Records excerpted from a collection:
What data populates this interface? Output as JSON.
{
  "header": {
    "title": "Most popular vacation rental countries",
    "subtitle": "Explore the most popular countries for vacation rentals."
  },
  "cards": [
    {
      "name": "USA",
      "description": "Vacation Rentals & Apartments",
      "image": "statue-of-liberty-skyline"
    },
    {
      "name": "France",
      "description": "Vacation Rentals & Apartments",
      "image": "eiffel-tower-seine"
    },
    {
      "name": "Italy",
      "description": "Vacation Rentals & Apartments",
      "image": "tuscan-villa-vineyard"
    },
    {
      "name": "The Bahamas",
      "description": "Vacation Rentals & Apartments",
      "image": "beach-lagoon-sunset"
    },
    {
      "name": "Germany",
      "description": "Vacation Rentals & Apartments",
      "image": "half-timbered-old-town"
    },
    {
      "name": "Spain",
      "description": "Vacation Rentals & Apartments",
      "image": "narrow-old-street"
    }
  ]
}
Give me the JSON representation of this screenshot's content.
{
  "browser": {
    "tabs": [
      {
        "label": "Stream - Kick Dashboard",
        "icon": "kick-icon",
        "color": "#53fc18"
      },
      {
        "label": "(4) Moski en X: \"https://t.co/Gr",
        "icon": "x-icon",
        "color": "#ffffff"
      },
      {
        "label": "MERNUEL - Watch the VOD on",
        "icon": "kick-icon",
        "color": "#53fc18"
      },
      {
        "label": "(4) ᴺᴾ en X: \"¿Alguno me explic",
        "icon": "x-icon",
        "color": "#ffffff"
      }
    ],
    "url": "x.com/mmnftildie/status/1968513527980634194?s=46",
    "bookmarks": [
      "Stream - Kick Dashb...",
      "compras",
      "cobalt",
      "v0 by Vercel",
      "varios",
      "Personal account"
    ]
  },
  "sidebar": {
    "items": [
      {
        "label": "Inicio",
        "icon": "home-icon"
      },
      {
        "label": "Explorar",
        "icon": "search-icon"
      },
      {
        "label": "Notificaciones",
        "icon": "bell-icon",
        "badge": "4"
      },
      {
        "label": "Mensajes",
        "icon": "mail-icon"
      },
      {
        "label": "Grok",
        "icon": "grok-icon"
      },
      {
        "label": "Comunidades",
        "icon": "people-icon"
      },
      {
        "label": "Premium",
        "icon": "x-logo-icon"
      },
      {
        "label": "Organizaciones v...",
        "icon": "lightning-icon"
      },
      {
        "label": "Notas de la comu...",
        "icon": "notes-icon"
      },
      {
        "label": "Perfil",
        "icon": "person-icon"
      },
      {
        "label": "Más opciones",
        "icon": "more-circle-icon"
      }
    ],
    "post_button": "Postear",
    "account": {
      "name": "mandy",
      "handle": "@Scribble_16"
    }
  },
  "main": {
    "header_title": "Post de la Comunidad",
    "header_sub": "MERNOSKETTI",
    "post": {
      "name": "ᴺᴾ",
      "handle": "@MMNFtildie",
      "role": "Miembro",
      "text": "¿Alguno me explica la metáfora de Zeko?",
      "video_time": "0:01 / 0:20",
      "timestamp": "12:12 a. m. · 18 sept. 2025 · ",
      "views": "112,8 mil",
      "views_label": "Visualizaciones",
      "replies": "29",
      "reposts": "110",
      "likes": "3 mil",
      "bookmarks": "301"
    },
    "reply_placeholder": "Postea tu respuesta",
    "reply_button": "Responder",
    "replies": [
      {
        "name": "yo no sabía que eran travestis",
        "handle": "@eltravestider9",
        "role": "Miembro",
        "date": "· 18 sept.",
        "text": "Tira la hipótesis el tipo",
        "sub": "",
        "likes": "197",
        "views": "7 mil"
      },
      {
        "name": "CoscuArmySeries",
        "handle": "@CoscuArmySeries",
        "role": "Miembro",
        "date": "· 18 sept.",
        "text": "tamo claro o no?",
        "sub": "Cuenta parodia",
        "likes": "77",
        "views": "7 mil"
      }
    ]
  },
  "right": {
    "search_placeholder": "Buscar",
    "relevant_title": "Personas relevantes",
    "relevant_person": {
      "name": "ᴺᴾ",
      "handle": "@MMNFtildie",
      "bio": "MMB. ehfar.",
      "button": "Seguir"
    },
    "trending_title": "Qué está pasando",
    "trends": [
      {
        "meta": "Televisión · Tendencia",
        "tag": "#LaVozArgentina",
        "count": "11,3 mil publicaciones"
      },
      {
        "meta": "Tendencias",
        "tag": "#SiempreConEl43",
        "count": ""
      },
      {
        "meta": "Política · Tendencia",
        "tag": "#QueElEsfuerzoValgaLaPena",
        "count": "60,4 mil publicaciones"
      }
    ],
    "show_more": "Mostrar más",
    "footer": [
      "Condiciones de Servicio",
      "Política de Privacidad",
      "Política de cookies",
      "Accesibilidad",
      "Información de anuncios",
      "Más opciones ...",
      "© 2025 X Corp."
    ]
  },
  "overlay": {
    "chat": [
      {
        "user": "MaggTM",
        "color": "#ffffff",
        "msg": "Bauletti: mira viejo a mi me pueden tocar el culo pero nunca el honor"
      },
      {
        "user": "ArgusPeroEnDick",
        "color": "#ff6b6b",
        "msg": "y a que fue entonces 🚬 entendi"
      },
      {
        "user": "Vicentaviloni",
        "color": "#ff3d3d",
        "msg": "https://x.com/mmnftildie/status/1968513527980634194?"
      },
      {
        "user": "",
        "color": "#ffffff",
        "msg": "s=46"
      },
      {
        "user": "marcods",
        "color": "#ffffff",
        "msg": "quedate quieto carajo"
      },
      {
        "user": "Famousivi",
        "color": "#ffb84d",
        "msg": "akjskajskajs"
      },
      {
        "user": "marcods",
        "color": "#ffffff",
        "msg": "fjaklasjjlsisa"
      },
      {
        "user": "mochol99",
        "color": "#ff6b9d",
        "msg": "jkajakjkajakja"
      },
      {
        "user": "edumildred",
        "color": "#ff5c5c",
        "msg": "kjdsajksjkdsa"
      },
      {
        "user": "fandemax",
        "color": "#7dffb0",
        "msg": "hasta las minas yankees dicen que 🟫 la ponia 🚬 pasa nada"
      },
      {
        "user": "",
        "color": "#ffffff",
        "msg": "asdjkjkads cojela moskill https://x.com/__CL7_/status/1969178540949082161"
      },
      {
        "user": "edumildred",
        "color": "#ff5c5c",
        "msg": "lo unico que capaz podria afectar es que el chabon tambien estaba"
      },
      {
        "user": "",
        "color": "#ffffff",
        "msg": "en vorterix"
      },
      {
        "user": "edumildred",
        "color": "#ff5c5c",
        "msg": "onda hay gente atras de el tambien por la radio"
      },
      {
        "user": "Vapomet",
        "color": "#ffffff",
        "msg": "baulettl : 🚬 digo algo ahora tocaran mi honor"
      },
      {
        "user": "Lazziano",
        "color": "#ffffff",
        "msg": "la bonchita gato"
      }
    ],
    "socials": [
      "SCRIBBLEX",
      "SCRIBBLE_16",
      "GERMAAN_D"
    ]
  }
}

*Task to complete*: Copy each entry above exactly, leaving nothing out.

*Task result*:
What data populates this interface? Output as JSON.
{
  "header": {
    "title": "Most popular vacation rental countries",
    "subtitle": "Explore the most popular countries for vacation rentals."
  },
  "cards": [
    {
      "name": "USA",
      "description": "Vacation Rentals & Apartments",
      "image": "statue-of-liberty-skyline"
    },
    {
      "name": "France",
      "description": "Vacation Rentals & Apartments",
      "image": "eiffel-tower-seine"
    },
    {
      "name": "Italy",
      "description": "Vacation Rentals & Apartments",
      "image": "tuscan-villa-vineyard"
    },
    {
      "name": "The Bahamas",
      "description": "Vacation Rentals & Apartments",
      "image": "beach-lagoon-sunset"
    },
    {
      "name": "Germany",
      "description": "Vacation Rentals & Apartments",
      "image": "half-timbered-old-town"
    },
    {
      "name": "Spain",
      "description": "Vacation Rentals & Apartments",
      "image": "narrow-old-street"
    }
  ]
}
Give me the JSON representation of this screenshot's content.
{
  "browser": {
    "tabs": [
      {
        "label": "Stream - Kick Dashboard",
        "icon": "kick-icon",
        "color": "#53fc18"
      },
      {
        "label": "(4) Moski en X: \"https://t.co/Gr",
        "icon": "x-icon",
        "color": "#ffffff"
      },
      {
        "label": "MERNUEL - Watch the VOD on",
        "icon": "kick-icon",
        "color": "#53fc18"
      },
      {
        "label": "(4) ᴺᴾ en X: \"¿Alguno me explic",
        "icon": "x-icon",
        "color": "#ffffff"
      }
    ],
    "url": "x.com/mmnftildie/status/1968513527980634194?s=46",
    "bookmarks": [
      "Stream - Kick Dashb...",
      "compras",
      "cobalt",
      "v0 by Vercel",
      "varios",
      "Personal account"
    ]
  },
  "sidebar": {
    "items": [
      {
        "label": "Inicio",
        "icon": "home-icon"
      },
      {
        "label": "Explorar",
        "icon": "search-icon"
      },
      {
        "label": "Notificaciones",
        "icon": "bell-icon",
        "badge": "4"
      },
      {
        "label": "Mensajes",
        "icon": "mail-icon"
      },
      {
        "label": "Grok",
        "icon": "grok-icon"
      },
      {
        "label": "Comunidades",
        "icon": "people-icon"
      },
      {
        "label": "Premium",
        "icon": "x-logo-icon"
      },
      {
        "label": "Organizaciones v...",
        "icon": "lightning-icon"
      },
      {
        "label": "Notas de la comu...",
        "icon": "notes-icon"
      },
      {
        "label": "Perfil",
        "icon": "person-icon"
      },
      {
        "label": "Más opciones",
        "icon": "more-circle-icon"
      }
    ],
    "post_button": "Postear",
    "account": {
      "name": "mandy",
      "handle": "@Scribble_16"
    }
  },
  "main": {
    "header_title": "Post de la Comunidad",
    "header_sub": "MERNOSKETTI",
    "post": {
      "name": "ᴺᴾ",
      "handle": "@MMNFtildie",
      "role": "Miembro",
      "text": "¿Alguno me explica la metáfora de Zeko?",
      "video_time": "0:01 / 0:20",
      "timestamp": "12:12 a. m. · 18 sept. 2025 · ",
      "views": "112,8 mil",
      "views_label": "Visualizaciones",
      "replies": "29",
      "reposts": "110",
      "likes": "3 mil",
      "bookmarks": "301"
    },
    "reply_placeholder": "Postea tu respuesta",
    "reply_button": "Responder",
    "replies": [
      {
        "name": "yo no sabía que eran travestis",
        "handle": "@eltravestider9",
        "role": "Miembro",
        "date": "· 18 sept.",
        "text": "Tira la hipótesis el tipo",
        "sub": "",
        "likes": "197",
        "views": "7 mil"
      },
      {
        "name": "CoscuArmySeries",
        "handle": "@CoscuArmySeries",
        "role": "Miembro",
        "date": "· 18 sept.",
        "text": "tamo claro o no?",
        "sub": "Cuenta parodia",
        "likes": "77",
        "views": "7 mil"
      }
    ]
  },
  "right": {
    "search_placeholder": "Buscar",
    "relevant_title": "Personas relevantes",
    "relevant_person": {
      "name": "ᴺᴾ",
      "handle": "@MMNFtildie",
      "bio": "MMB. ehfar.",
      "button": "Seguir"
    },
    "trending_title": "Qué está pasando",
    "trends": [
      {
        "meta": "Televisión · Tendencia",
        "tag": "#LaVozArgentina",
        "count": "11,3 mil publicaciones"
      },
      {
        "meta": "Tendencias",
        "tag": "#SiempreConEl43",
        "count": ""
      },
      {
        "meta": "Política · Tendencia",
        "tag": "#QueElEsfuerzoValgaLaPena",
        "count": "60,4 mil publicaciones"
      }
    ],
    "show_more": "Mostrar más",
    "footer": [
      "Condiciones de Servicio",
      "Política de Privacidad",
      "Política de cookies",
      "Accesibilidad",
      "Información de anuncios",
      "Más opciones ...",
      "© 2025 X Corp."
    ]
  },
  "overlay": {
    "chat": [
      {
        "user": "MaggTM",
        "color": "#ffffff",
        "msg": "Bauletti: mira viejo a mi me pueden tocar el culo pero nunca el honor"
      },
      {
        "user": "ArgusPeroEnDick",
        "color": "#ff6b6b",
        "msg": "y a que fue entonces 🚬 entendi"
      },
      {
        "user": "Vicentaviloni",
        "color": "#ff3d3d",
        "msg": "https://x.com/mmnftildie/status/1968513527980634194?"
      },
      {
        "user": "",
        "color": "#ffffff",
        "msg": "s=46"
      },
      {
        "user": "marcods",
        "color": "#ffffff",
        "msg": "quedate quieto carajo"
      },
      {
        "user": "Famousivi",
        "color": "#ffb84d",
        "msg": "akjskajskajs"
      },
      {
        "user": "marcods",
        "color": "#ffffff",
        "msg": "fjaklasjjlsisa"
      },
      {
        "user": "mochol99",
        "color": "#ff6b9d",
        "msg": "jkajakjkajakja"
      },
      {
        "user": "edumildred",
        "color": "#ff5c5c",
        "msg": "kjdsajksjkdsa"
      },
      {
        "user": "fandemax",
        "color": "#7dffb0",
        "msg": "hasta las minas yankees dicen que 🟫 la ponia 🚬 pasa nada"
      },
      {
        "user": "",
        "color": "#ffffff",
        "msg": "asdjkjkads cojela moskill https://x.com/__CL7_/status/1969178540949082161"
      },
      {
        "user": "edumildred",
        "color": "#ff5c5c",
        "msg": "lo unico que capaz podria afectar es que el chabon tambien estaba"
      },
      {
        "user": "",
        "color": "#ffffff",
        "msg": "en vorterix"
      },
      {
        "user": "edumildred",
        "color": "#ff5c5c",
        "msg": "onda hay gente atras de el tambien por la radio"
      },
      {
        "user": "Vapomet",
        "color": "#ffffff",
        "msg": "baulettl : 🚬 digo algo ahora tocaran mi honor"
      },
      {
        "user": "Lazziano",
        "color": "#ffffff",
        "msg": "la bonchita gato"
      }
    ],
    "socials": [
      "SCRIBBLEX",
      "SCRIBBLE_16",
      "GERMAAN_D"
    ]
  }
}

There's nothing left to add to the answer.